On the other hand, the Bible says that it’s not God’s will that human beings should be alone but should live their life in community with others; the most intimate form of community being the union of a man and a woman in marriage. Where this has not been possible, the church has encouraged people to remain celibate. However, Jesus himself acknowledges that not everyone can accept this word, but only those to whom it has been given (Matt 19:11).

Today, however, fewer and fewer unmarried people feel that they are either able or willing to make this commitment. While pastors generally will encourage heterosexual de facto couples to marry, that option is not open to homosexual couples. The church therefore is facing a crisis as it comes under increasing pressure to reconsider its stance on the blessing of same gender partnerships. The question that is now before us is whether the church can hold two conflicting ethical positions without threatening its unity in the gospel?

Pastoral Care 

Because each of us is united with Jesus Christ in his death and resurrection (Galatians 2:19-20) we share our baptismal identity in common.  We are the body of Christ, with each individual a valued part of the body (I Corinthians 12:12-26). We are called to bear one another’s burdens, and in this way fulfil the law of Christ (Galatians 6:2).  All of us are called to pray for one another, to practice hospitality (Romans 12:13), and to accept one another, just as Christ has accepted us, in order to bring praise to God (Romans 15:7).

We will, therefore, exclude no one from attending services in God’s house on the basis of their sexual orientation.  Homosexual people will be welcome participants in the worship life of the church and assured of God’s love for all people.  As baptised members of the body of Christ, we meet together to hear God’s Word and receive the body and blood of Christ, which reassures us of the forgiveness of sins and brings healing and wholeness through the work of the Spirit.

We pray for grace to keep listening to the Scriptures, including those words that seem to voice God’s disapproval of same-sex behaviour, and to hear all Scripture in the light of Christ who is the embodiment of God’s love and the fulfilment of God’s commands.  The church will listen to the Spirit’s guidance as it attempts to discern which of the traditional attitudes to homosexual expression should still apply, and which belong to cultural values of a former time.  Studies have raised new questions about where homosexuality fits within God’s creation.  As we walk with people wishing to discern God’s will for their lives we will therefore need to exercise caution so that we do not espouse stances which are unjust, oppressive or excluding.  We will need to continue to listen to each other in a spirit of mutual respect and goodwill.

The traditional teaching that sexual expression has its proper place within heterosexual marriage and that outside marriage abstinence is expected, guides Christians, both married and single, who seek to live by it and to teach it to their children.  The church must also minister to those whose lives do not conform to this view of marriage and human sexuality, in situations that are often painful and complex.

It is clear that the church must condemn behaviours which are destructive or exploitative perversions of God’s gift of sexuality, including promiscuity, exploitation of minors, rape and sexual abuse.  This applies to all people, regardless of sexual orientation.

People who identify as homosexual continue to be victims of violence and discrimination.
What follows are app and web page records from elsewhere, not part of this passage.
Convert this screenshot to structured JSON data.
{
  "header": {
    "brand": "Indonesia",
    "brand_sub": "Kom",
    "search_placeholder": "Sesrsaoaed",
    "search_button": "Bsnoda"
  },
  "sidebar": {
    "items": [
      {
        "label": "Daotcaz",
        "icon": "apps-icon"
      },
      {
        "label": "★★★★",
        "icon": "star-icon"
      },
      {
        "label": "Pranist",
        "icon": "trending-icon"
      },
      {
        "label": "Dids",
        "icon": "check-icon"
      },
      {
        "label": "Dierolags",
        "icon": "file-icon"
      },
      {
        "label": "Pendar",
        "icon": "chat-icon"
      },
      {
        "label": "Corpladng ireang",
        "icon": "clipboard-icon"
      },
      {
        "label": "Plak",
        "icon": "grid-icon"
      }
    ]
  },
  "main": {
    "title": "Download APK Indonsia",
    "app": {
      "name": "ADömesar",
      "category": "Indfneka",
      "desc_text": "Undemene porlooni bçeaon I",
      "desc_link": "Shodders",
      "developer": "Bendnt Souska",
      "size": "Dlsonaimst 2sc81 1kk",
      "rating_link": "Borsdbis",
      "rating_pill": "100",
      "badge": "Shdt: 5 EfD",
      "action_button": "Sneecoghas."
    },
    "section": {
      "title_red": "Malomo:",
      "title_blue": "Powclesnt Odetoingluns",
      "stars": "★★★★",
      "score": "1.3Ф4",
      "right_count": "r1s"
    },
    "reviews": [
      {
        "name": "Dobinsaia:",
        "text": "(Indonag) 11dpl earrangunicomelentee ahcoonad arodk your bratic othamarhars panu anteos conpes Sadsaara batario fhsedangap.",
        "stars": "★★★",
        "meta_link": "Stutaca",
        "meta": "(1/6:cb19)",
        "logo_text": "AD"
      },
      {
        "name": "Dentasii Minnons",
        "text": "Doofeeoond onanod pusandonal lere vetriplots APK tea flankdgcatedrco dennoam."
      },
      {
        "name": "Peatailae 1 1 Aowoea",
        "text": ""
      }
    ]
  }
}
The Church is called to show understanding to homosexual people and empathy for them in their struggles, to engage in mutual service in Christ in the congregational setting, and be ready to give help and encouragement to them as Christian people in whichever ways possible.  We are entrusted with the proclamation of God’s free gift of grace in the forgiveness of sin to all people who repent and believe, and new life through the transforming power of the Holy Spirit.

We pray that God the Father would give the church the mind of Christ and the illumination of the Spirit to know how best to minister to people who both identify as homosexual and share a common identity with all baptised Christians.